I am the first to admit I spend a lot of time on Twitter. Some could argue too much (I may or may not have been scolded for having my iPhone too close to the holiday dinner table), but how else can I keep up with all the fun that’s going on in higher ed? On one platform, I’m able to follow students, professors, bloggers, deans and student newspapers, gathering all that I need into 140-character snippets. The one group missing? College presidents. I follow three on Twitter: Anthony Monaco of Tufts University, Len Schlesinger of Babson College and Joseph Aoun of Northeastern. So, my question: Where’s everyone else?
Professors have used Twitter to engage students outside of the classroom, so why haven’t presidents? Stereotypically speaking, college presidents aren’t approachable. They only show up at big events, and spend the rest of their time doing what? Getting paid a lot of money. Emphasis on “stereotypically speaking,” of course, but this is what students think. What students want to see are presidents who are engaged, encouraging and present. The easiest way to be present? Hopping on the social media train and getting actively involved on Twitter.
Anyone can make the argument that presidents have bigger fish to fry. Shouldn’t they be working on lowering their school’s cost of tuition and creating a compelling curriculum? Yes, they should. But how hard is it to register for a site and tweet something like —
Those three simple tweets prove that those presidents are involved. They’re cheering their student body on, encouraging others to participate and sparking conversation. They’re proving they’re more than just a shadow. Quite frankly, I only saw my college president twice: the day I started school, and the day I finished when she handed me my diploma. With the cost of tuition rising nationwide, I think every student deserves to see, and openly communicate with, who it is they’re paying thousands of dollars to house and support.
Twitter seems simple, because it is. In 140 characters, presidents can easily show they’re concerned about what their students are doing both on and off campus. Students, past and present, want to feel like they’re part of a community, and how better to create that community than by facilitating it yourself?

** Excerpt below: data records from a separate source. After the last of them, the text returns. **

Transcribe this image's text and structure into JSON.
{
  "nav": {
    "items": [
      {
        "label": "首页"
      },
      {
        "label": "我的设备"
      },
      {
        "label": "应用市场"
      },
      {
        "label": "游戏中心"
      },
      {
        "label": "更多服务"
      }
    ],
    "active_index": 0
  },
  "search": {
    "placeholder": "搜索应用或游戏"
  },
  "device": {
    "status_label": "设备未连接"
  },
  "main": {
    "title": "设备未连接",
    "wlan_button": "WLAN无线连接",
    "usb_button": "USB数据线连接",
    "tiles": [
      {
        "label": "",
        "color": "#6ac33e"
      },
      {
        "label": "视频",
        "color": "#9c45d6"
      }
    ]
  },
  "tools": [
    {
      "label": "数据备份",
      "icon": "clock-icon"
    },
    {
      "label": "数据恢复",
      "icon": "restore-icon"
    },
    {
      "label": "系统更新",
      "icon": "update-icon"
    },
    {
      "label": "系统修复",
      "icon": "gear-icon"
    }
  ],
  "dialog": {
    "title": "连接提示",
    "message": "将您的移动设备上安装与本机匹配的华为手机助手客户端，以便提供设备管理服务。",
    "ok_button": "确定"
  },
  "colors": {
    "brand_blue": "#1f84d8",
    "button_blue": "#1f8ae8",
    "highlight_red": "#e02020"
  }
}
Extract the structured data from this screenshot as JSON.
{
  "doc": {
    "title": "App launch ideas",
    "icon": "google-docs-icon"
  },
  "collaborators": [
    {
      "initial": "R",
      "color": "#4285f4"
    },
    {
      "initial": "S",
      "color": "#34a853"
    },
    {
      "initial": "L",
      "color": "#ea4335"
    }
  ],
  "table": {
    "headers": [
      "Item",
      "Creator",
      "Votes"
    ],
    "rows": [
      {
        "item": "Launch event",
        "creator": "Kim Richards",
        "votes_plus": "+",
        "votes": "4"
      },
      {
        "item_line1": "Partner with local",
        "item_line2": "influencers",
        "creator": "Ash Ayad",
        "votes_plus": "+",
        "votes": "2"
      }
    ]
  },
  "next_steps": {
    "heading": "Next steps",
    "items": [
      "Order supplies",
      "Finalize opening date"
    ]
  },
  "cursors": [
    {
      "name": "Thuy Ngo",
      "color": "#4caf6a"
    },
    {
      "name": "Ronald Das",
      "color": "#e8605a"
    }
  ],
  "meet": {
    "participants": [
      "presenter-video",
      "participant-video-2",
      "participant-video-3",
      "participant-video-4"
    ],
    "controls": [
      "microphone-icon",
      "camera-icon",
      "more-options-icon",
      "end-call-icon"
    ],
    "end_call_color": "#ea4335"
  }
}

Plus, if you want to talk to a majority of your students at once, where do you think you’ll find them? Twitter. What else do you think they’re doing when they’re not taking notes in class?
Who’s tweeting for Bentley, MIT, Harvard, Emerson, Boston University, Suffolk and Boston College? Yes, there are staff and faculty involved, but it’d be comforting to see a face to their presidents’ names. I mean, even President Obama’s on Twitter. Sure, he’s probably not the one tweeting, but at least we can pretend he’s accessible. Kudos to Presidents Monaco, Schlesinger and Aoun, however. Now it’s just time for the others to get involved.
What do you think? Should more college presidents be active on Twitter?